Fibrosis of Extraocular Muscles with Synergistic Divergence

Background and History: 

This is one of several hereditary, nonprogressive forms of strabismus (abnormal alignment of the eyes) in which the eye movements are restricted.  Although the name implies a disease of the muscles that move the eye, the primary disorder is one of maldevelopment of the nerves that supply those muscles. 

Clinical Correlations: 

This is usually a congenital condition in which the eyes do not move properly beginning at birth.  The lids usually appear to droop (ptosis) as well.  Often one eye appears to wink when chewing.  The eyes may at times look to the side (diverge).  Because the eyes may be fixed in downgaze and the lids droop, patients often have to tilt their heads far back in order to look ahead.

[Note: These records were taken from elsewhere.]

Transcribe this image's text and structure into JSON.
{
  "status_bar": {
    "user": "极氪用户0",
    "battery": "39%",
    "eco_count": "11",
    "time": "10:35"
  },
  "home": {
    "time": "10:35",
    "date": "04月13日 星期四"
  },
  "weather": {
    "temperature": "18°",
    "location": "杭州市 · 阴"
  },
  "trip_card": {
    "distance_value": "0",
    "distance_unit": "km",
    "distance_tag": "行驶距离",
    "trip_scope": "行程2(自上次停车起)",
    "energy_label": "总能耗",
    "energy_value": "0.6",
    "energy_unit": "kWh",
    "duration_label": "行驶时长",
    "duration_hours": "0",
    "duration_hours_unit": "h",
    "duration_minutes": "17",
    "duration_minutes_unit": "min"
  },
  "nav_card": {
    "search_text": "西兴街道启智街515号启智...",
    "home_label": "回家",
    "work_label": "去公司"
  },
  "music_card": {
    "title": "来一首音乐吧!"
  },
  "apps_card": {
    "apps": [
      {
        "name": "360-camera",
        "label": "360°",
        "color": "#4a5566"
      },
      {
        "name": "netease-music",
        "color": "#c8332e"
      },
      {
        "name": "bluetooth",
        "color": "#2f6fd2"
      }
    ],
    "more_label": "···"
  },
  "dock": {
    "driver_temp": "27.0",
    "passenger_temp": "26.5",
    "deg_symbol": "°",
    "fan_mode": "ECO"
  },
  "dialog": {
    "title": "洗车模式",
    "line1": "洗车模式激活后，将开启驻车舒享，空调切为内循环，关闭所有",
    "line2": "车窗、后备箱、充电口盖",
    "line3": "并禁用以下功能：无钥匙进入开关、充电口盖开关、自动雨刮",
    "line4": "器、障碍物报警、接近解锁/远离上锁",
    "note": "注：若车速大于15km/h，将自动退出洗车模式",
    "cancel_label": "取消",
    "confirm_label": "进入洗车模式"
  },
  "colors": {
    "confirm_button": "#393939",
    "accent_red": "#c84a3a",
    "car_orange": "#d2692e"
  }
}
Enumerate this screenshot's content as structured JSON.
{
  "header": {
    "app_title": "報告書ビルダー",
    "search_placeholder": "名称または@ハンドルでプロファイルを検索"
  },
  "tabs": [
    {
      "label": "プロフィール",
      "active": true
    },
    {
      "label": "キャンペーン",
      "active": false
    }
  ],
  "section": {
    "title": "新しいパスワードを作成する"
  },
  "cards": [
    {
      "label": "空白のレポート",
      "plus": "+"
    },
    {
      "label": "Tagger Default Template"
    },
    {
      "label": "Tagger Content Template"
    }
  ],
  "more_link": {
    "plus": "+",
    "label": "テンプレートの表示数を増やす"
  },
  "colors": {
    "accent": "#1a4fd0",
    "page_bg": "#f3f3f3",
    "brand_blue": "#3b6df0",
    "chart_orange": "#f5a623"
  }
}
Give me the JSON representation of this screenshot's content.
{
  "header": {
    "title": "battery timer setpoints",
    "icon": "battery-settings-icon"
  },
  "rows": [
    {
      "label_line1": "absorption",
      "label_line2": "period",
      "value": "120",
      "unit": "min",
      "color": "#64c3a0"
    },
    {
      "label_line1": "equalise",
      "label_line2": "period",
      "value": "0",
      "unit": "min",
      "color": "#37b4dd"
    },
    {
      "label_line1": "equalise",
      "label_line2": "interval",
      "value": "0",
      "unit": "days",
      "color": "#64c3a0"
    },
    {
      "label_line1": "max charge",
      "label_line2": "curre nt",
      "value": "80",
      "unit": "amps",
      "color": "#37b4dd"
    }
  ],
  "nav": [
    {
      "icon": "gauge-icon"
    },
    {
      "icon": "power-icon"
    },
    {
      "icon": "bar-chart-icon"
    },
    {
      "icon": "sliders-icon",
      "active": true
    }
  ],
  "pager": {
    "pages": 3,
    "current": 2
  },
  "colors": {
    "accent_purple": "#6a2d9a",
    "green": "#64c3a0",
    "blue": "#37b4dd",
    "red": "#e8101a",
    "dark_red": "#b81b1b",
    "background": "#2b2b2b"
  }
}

Some individuals with this condition lack the normal amount of skin and eye pigmentation.


There have been several reports of parent to child transmission suggesting autosomal dominant inheritance but no specific mutation has been identified.

Diagnosis and Prognosis: 

The diagnosis can be made at birth by a medical eye doctor (ophthalmologist) or a neurologist.  Longevity is unlikely to be impacted and vision is normal.  In selected individuals surgery on the eye muscles or eyelids can at least partially correct the eye malalignment but it is not possible to restore full motility.

Additional Information
Autosomal dominant